If a line below contains the string "icon", copy it out.

===== Input material

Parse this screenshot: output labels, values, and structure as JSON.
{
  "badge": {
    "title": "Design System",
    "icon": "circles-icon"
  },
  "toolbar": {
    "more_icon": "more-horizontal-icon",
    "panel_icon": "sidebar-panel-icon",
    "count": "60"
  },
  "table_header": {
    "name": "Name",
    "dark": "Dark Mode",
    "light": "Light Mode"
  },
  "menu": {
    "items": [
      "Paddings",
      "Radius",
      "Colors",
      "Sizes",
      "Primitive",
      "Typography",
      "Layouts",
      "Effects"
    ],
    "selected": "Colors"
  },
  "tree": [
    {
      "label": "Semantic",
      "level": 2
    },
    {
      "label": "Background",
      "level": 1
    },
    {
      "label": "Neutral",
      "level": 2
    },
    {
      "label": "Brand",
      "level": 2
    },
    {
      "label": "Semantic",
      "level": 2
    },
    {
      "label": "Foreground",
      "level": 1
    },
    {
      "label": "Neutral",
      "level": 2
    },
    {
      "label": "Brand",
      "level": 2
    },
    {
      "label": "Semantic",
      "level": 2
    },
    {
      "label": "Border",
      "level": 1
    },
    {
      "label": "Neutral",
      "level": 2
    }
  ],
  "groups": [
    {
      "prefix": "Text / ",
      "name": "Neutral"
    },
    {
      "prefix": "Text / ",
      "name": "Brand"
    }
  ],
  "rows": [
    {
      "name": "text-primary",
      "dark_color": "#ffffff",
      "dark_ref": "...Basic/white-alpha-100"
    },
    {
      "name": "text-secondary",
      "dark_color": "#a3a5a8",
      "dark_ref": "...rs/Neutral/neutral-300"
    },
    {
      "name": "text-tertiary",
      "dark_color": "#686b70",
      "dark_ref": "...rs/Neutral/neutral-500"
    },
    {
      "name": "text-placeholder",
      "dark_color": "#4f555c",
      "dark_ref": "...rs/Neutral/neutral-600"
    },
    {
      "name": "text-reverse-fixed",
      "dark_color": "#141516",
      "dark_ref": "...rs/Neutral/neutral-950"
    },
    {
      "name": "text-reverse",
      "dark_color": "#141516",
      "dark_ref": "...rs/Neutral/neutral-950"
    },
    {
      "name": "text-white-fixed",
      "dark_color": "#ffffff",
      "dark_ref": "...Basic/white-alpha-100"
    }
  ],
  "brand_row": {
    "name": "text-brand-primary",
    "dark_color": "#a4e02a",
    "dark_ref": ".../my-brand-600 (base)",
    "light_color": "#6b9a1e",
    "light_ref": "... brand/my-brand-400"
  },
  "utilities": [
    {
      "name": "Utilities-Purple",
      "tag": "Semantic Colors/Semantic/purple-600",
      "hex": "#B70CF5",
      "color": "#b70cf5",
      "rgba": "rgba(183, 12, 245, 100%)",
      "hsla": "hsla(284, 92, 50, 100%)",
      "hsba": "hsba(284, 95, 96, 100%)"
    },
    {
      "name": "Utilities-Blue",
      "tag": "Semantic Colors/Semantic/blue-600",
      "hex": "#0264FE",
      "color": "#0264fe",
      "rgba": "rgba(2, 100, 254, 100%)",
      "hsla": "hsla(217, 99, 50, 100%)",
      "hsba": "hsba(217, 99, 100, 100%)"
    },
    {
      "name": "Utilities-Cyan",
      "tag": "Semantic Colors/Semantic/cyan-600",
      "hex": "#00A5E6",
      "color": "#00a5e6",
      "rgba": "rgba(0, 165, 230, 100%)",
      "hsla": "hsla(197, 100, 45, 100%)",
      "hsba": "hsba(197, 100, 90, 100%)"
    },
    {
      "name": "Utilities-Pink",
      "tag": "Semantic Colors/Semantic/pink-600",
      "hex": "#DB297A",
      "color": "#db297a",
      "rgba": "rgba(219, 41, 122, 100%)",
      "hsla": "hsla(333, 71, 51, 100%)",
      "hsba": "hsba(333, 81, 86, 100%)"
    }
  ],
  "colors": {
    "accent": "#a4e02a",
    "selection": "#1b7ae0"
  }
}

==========

- [Answer box]
    "icon": "circles-icon"
    "more_icon": "more-horizontal-icon",
    "panel_icon": "sidebar-panel-icon",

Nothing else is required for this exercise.